WHERE are the protests? The noise barrages? Or at least, the sit-ins?
I would have expected to see picket rallies on the streets since the public utility vehicle modernization program took effect last Jan. 2 but so far, there have been none.
I also scoured the news for Greg Perez, president of Piston Cebu, but he was nowhere to be found.
Normally, when the topic crops up, Perez is immediately up in arms, calling for the destabilization of the transport sector. But not even a squeak on this recent development.
There’s a possibility that he and the other stakeholders are still in holiday mode. After all, the season is not yet over here in Cebu, which will be celebrating the Fiesta Señor starting today.
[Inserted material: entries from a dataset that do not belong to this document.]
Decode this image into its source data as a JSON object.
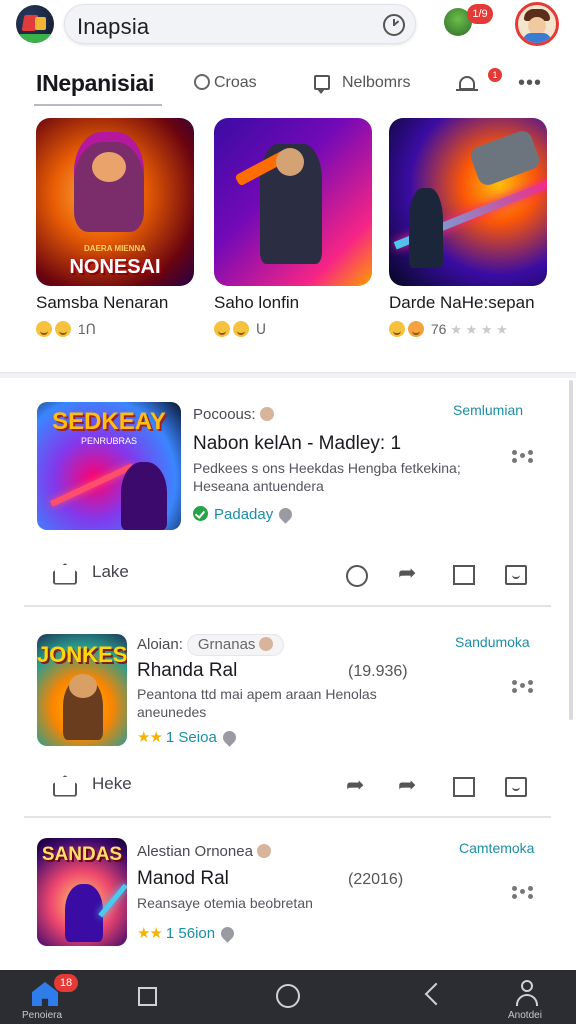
{
  "header": {
    "search_value": "Inapsia",
    "notification_badge": "1/9"
  },
  "tabs": {
    "active_label": "INepanisiai",
    "tab2_label": "Croas",
    "tab3_label": "Nelbomrs",
    "bell_badge": "1",
    "more_label": "•••"
  },
  "featured": [
    {
      "name": "Samsba Nenaran",
      "rating_text": "1Ո",
      "art_logo": "NONESAI",
      "art_logo_sub": "DAERA MIENNA"
    },
    {
      "name": "Saho lonfin",
      "rating_text": "Ս"
    },
    {
      "name": "Darde NaHe:sepan",
      "rating_text": "76"
    }
  ],
  "posts": [
    {
      "source": "Pocoous:",
      "subscribe": "Semlumian",
      "title": "Nabon kelAn - Madley: 1",
      "description": "Pedkees s ons Heekdas Hengba fetkekina; Heseana antuendera",
      "meta": "Padaday",
      "meta_color": "#1f9d55",
      "thumb_text": "SEDKEAY",
      "thumb_sub": "PENRUBRAS",
      "actions": {
        "like_label": "Lake"
      }
    },
    {
      "source": "Aloian:",
      "source_pill": "Grnanas",
      "subscribe": "Sandumoka",
      "title": "Rhanda Ral",
      "count": "(19.936)",
      "description": "Peantona ttd mai apem araan Henolas aneunedes",
      "meta": "1 Seioa",
      "meta_color": "#1b8fa6",
      "thumb_text": "JONKES",
      "actions": {
        "like_label": "Heke"
      }
    },
    {
      "source": "Alestian Ornonea",
      "subscribe": "Camtemoka",
      "title": "Manod Ral",
      "count": "(22016)",
      "description": "Reansaye otemia beobretan",
      "meta": "1 56ion",
      "meta_color": "#1b8fa6",
      "thumb_text": "SANDAS"
    }
  ],
  "bottom_nav": {
    "home_label": "Penoiera",
    "home_badge": "18",
    "profile_label": "Anotdei"
  },
  "colors": {
    "accent": "#1b8fa6",
    "badge": "#e53935",
    "nav_bg": "#2b2d32",
    "home_active": "#2f7dea"
  },
  "icons": [
    "app-logo",
    "clock-icon",
    "circle-icon",
    "chat-icon",
    "bell-icon",
    "more-icon",
    "home-icon",
    "share-icon",
    "bookmark-icon",
    "flag-icon",
    "square-icon",
    "back-icon",
    "profile-icon"
  ]
}
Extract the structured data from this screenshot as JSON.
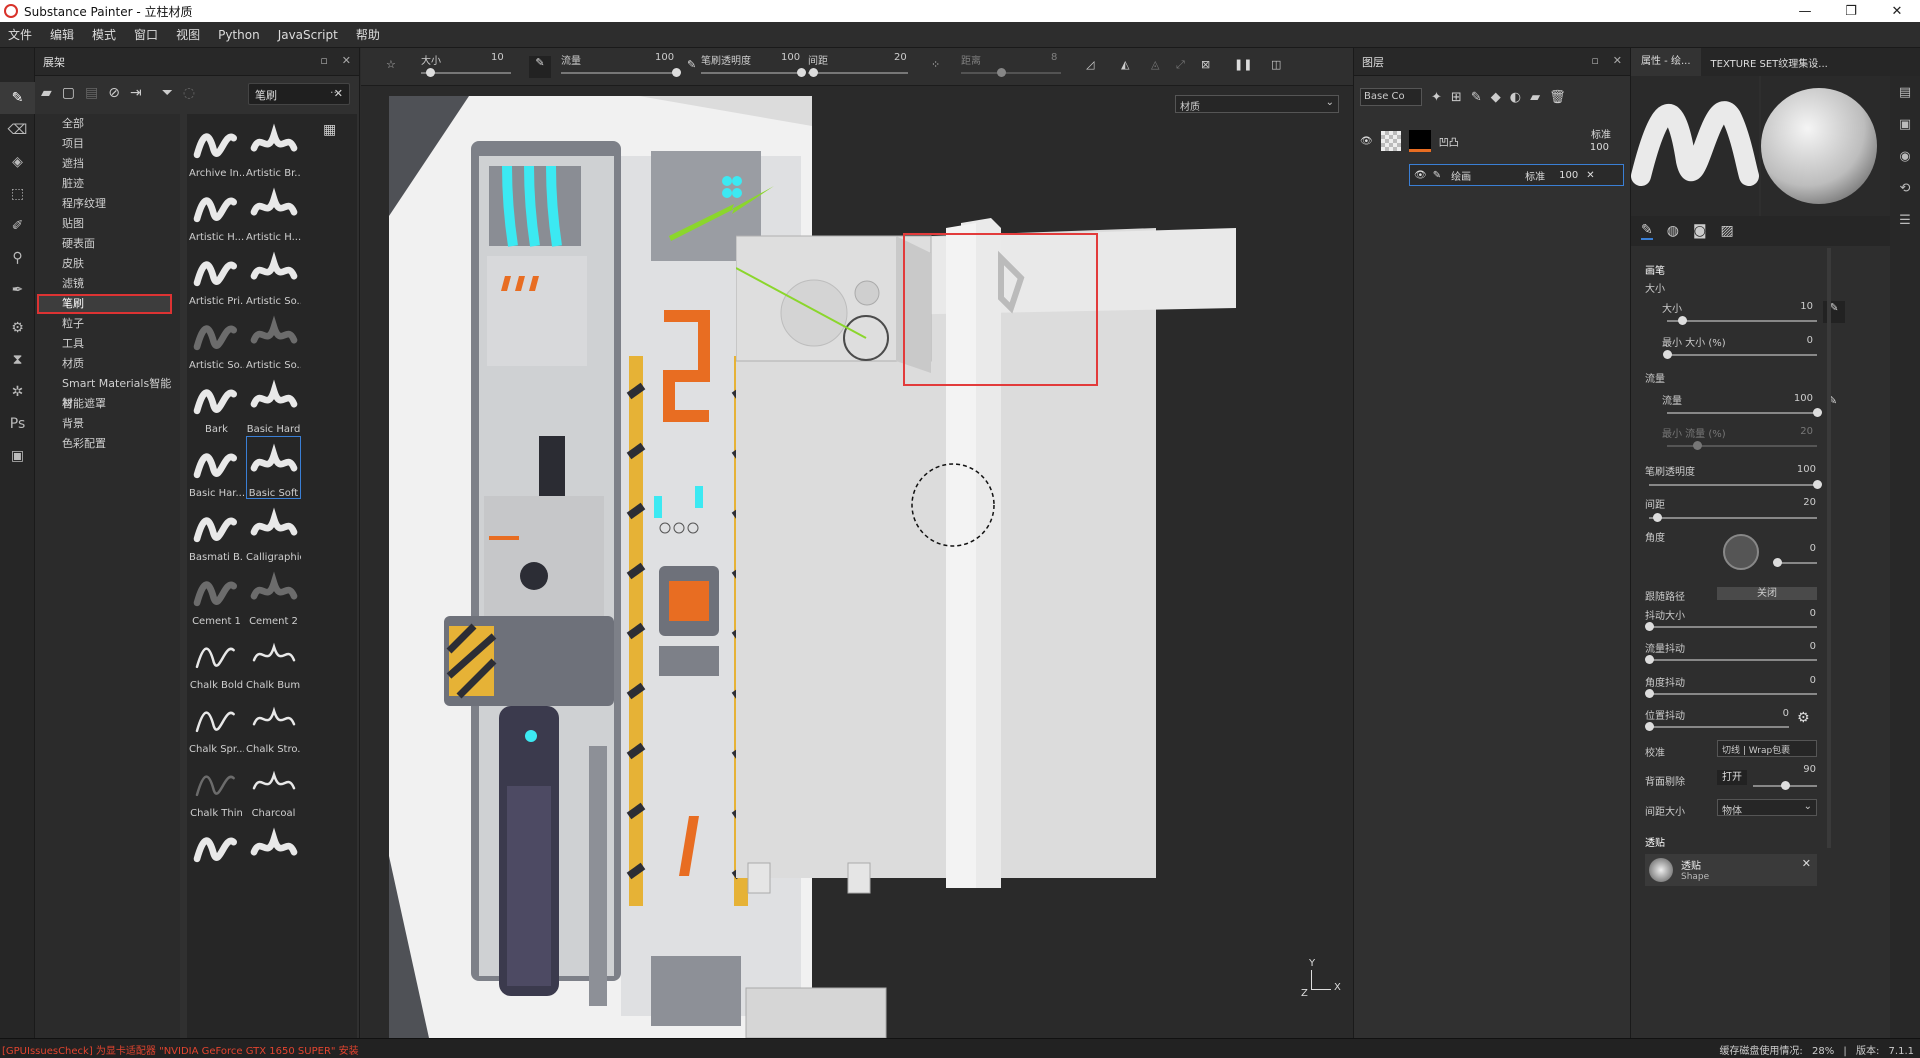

Maybe he’ll make a showing once the DOTr starts retiring “problematic” jeepeys, or vehicles that are 15 years old and above, which it will do in the next three years after admitting that it couldn’t physically remove the “guilty” all at the same time.
Then again, it’s also possible that Perez and his colleagues are resigned to the fact that the government is not budging on the issue, although I really doubt this is the case.
It’s more probable that they just want to avoid the fate of George San Mateo, Piston national president and national council member of labor group KMU, who was arrested last month.
His crime? San Mateo “defied” the government’s warning not to cause public inconvenience when he called for nationwide transport strikes.
“Although there is freedom of expression and peaceful assembly, it is limited in the case of holders of certificate of public convenience because the law said so and the law metes the penalty. So now that the law is being implemented, they should only blame themselves for it,” Presidential Spokesperson Harry Roque said of San Mateo’s arrest.
So what is it about this program that has rattled a few?
For starters, it will replace jeepneys 15 years and older with electric-powered or Euro 4 compliant vehicles that will be equipped with automated fare collection systems, digital security and dashboard cameras, Wi-Fi internet connectivity, GPS tracking devices and speed limiters.
The new models’ diesel engines will also discharge less harmful gases to the atmosphere, said Surigao del Sur Rep. Johnny Pimentel in a press release last year.
The program will also compel PUV operators and drivers to organize themselves into cooperatives or firms “to build accountability, enforcement and compliance” since fewer franchises will be issued to them.
The transition will be painful to many, I know, but it’s a bitter pill that they must swallow.